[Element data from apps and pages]
..............................
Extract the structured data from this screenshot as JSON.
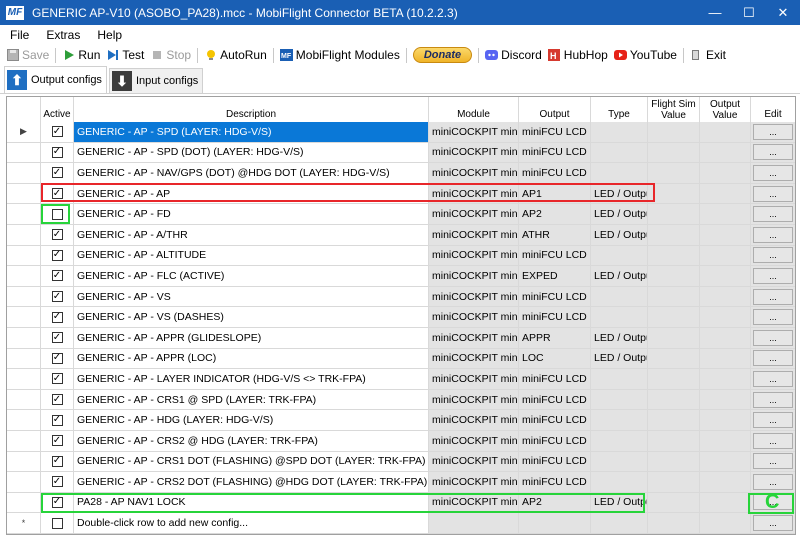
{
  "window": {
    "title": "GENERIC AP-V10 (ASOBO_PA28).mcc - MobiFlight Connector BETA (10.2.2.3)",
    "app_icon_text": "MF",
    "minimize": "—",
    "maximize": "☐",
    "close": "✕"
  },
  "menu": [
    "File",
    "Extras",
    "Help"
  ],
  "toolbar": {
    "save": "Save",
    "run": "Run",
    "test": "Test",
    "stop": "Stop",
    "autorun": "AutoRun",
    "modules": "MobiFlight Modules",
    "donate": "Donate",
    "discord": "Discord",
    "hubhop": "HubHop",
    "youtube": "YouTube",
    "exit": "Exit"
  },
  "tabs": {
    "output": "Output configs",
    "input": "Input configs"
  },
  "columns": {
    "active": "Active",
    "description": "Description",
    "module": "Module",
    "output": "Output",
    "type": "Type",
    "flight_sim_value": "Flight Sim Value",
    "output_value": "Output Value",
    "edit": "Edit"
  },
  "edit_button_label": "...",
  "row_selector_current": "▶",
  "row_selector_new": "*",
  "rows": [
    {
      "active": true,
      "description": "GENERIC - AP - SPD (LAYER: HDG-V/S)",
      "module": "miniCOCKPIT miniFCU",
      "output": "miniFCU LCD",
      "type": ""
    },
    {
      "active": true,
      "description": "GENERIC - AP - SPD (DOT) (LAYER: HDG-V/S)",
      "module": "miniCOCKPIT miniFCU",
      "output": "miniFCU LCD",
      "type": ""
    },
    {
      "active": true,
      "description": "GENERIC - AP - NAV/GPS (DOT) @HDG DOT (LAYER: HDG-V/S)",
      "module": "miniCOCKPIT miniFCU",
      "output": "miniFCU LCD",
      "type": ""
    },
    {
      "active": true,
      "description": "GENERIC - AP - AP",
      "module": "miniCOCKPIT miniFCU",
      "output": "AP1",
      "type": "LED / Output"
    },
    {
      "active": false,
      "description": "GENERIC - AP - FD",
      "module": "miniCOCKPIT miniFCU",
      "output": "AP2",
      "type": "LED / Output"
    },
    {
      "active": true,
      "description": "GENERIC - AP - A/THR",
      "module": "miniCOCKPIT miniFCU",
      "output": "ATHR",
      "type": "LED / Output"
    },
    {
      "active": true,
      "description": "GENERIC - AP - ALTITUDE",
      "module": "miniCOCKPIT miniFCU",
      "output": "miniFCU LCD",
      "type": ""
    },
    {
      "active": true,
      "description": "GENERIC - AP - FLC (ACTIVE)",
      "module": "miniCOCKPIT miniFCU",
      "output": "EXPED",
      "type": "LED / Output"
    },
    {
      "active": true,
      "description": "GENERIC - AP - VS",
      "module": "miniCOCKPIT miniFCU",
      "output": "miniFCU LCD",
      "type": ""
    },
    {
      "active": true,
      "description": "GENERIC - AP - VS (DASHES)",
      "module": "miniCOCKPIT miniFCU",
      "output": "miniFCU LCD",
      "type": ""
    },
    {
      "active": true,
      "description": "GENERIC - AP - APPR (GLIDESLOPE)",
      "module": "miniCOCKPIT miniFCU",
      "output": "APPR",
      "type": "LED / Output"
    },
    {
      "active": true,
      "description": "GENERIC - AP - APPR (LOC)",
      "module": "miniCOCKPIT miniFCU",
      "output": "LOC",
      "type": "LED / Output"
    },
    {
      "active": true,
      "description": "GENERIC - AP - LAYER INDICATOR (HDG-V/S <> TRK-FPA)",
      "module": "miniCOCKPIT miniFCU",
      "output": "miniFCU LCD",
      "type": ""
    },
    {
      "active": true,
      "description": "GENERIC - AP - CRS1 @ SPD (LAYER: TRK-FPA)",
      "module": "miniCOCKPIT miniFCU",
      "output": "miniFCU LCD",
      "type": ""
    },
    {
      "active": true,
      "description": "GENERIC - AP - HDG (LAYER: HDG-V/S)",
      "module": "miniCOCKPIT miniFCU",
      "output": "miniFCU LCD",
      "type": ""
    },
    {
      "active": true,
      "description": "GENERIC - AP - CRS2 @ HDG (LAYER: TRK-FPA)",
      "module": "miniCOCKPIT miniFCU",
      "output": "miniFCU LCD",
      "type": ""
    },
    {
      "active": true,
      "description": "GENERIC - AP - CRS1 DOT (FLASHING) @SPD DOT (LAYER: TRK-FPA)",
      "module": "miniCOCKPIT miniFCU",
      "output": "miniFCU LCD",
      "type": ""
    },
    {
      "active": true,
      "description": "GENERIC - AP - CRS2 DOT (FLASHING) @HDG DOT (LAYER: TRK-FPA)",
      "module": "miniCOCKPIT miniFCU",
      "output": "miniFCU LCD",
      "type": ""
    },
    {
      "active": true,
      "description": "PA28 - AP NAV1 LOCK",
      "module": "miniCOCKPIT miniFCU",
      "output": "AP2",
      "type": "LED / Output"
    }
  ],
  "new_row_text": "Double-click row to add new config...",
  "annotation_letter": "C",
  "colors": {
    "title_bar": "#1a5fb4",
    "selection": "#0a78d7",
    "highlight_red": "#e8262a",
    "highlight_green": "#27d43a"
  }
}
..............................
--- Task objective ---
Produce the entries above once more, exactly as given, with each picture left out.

--- Solution for this problem ---
Extract the structured data from this screenshot as JSON.
{
  "window": {
    "title": "GENERIC AP-V10 (ASOBO_PA28).mcc - MobiFlight Connector BETA (10.2.2.3)",
    "app_icon_text": "MF",
    "minimize": "—",
    "maximize": "☐",
    "close": "✕"
  },
  "menu": [
    "File",
    "Extras",
    "Help"
  ],
  "toolbar": {
    "save": "Save",
    "run": "Run",
    "test": "Test",
    "stop": "Stop",
    "autorun": "AutoRun",
    "modules": "MobiFlight Modules",
    "donate": "Donate",
    "discord": "Discord",
    "hubhop": "HubHop",
    "youtube": "YouTube",
    "exit": "Exit"
  },
  "tabs": {
    "output": "Output configs",
    "input": "Input configs"
  },
  "columns": {
    "active": "Active",
    "description": "Description",
    "module": "Module",
    "output": "Output",
    "type": "Type",
    "flight_sim_value": "Flight Sim Value",
    "output_value": "Output Value",
    "edit": "Edit"
  },
  "edit_button_label": "...",
  "row_selector_current": "▶",
  "row_selector_new": "*",
  "rows": [
    {
      "active": true,
      "description": "GENERIC - AP - SPD (LAYER: HDG-V/S)",
      "module": "miniCOCKPIT miniFCU",
      "output": "miniFCU LCD",
      "type": ""
    },
    {
      "active": true,
      "description": "GENERIC - AP - SPD (DOT) (LAYER: HDG-V/S)",
      "module": "miniCOCKPIT miniFCU",
      "output": "miniFCU LCD",
      "type": ""
    },
    {
      "active": true,
      "description": "GENERIC - AP - NAV/GPS (DOT) @HDG DOT (LAYER: HDG-V/S)",
      "module": "miniCOCKPIT miniFCU",
      "output": "miniFCU LCD",
      "type": ""
    },
    {
      "active": true,
      "description": "GENERIC - AP - AP",
      "module": "miniCOCKPIT miniFCU",
      "output": "AP1",
      "type": "LED / Output"
    },
    {
      "active": false,
      "description": "GENERIC - AP - FD",
      "module": "miniCOCKPIT miniFCU",
      "output": "AP2",
      "type": "LED / Output"
    },
    {
      "active": true,
      "description": "GENERIC - AP - A/THR",
      "module": "miniCOCKPIT miniFCU",
      "output": "ATHR",
      "type": "LED / Output"
    },
    {
      "active": true,
      "description": "GENERIC - AP - ALTITUDE",
      "module": "miniCOCKPIT miniFCU",
      "output": "miniFCU LCD",
      "type": ""
    },
    {
      "active": true,
      "description": "GENERIC - AP - FLC (ACTIVE)",
      "module": "miniCOCKPIT miniFCU",
      "output": "EXPED",
      "type": "LED / Output"
    },
    {
      "active": true,
      "description": "GENERIC - AP - VS",
      "module": "miniCOCKPIT miniFCU",
      "output": "miniFCU LCD",
      "type": ""
    },
    {
      "active": true,
      "description": "GENERIC - AP - VS (DASHES)",
      "module": "miniCOCKPIT miniFCU",
      "output": "miniFCU LCD",
      "type": ""
    },
    {
      "active": true,
      "description": "GENERIC - AP - APPR (GLIDESLOPE)",
      "module": "miniCOCKPIT miniFCU",
      "output": "APPR",
      "type": "LED / Output"
    },
    {
      "active": true,
      "description": "GENERIC - AP - APPR (LOC)",
      "module": "miniCOCKPIT miniFCU",
      "output": "LOC",
      "type": "LED / Output"
    },
    {
      "active": true,
      "description": "GENERIC - AP - LAYER INDICATOR (HDG-V/S <> TRK-FPA)",
      "module": "miniCOCKPIT miniFCU",
      "output": "miniFCU LCD",
      "type": ""
    },
    {
      "active": true,
      "description": "GENERIC - AP - CRS1 @ SPD (LAYER: TRK-FPA)",
      "module": "miniCOCKPIT miniFCU",
      "output": "miniFCU LCD",
      "type": ""
    },
    {
      "active": true,
      "description": "GENERIC - AP - HDG (LAYER: HDG-V/S)",
      "module": "miniCOCKPIT miniFCU",
      "output": "miniFCU LCD",
      "type": ""
    },
    {
      "active": true,
      "description": "GENERIC - AP - CRS2 @ HDG (LAYER: TRK-FPA)",
      "module": "miniCOCKPIT miniFCU",
      "output": "miniFCU LCD",
      "type": ""
    },
    {
      "active": true,
      "description": "GENERIC - AP - CRS1 DOT (FLASHING) @SPD DOT (LAYER: TRK-FPA)",
      "module": "miniCOCKPIT miniFCU",
      "output": "miniFCU LCD",
      "type": ""
    },
    {
      "active": true,
      "description": "GENERIC - AP - CRS2 DOT (FLASHING) @HDG DOT (LAYER: TRK-FPA)",
      "module": "miniCOCKPIT miniFCU",
      "output": "miniFCU LCD",
      "type": ""
    },
    {
      "active": true,
      "description": "PA28 - AP NAV1 LOCK",
      "module": "miniCOCKPIT miniFCU",
      "output": "AP2",
      "type": "LED / Output"
    }
  ],
  "new_row_text": "Double-click row to add new config...",
  "annotation_letter": "C",
  "colors": {
    "title_bar": "#1a5fb4",
    "selection": "#0a78d7",
    "highlight_red": "#e8262a",
    "highlight_green": "#27d43a"
  }
}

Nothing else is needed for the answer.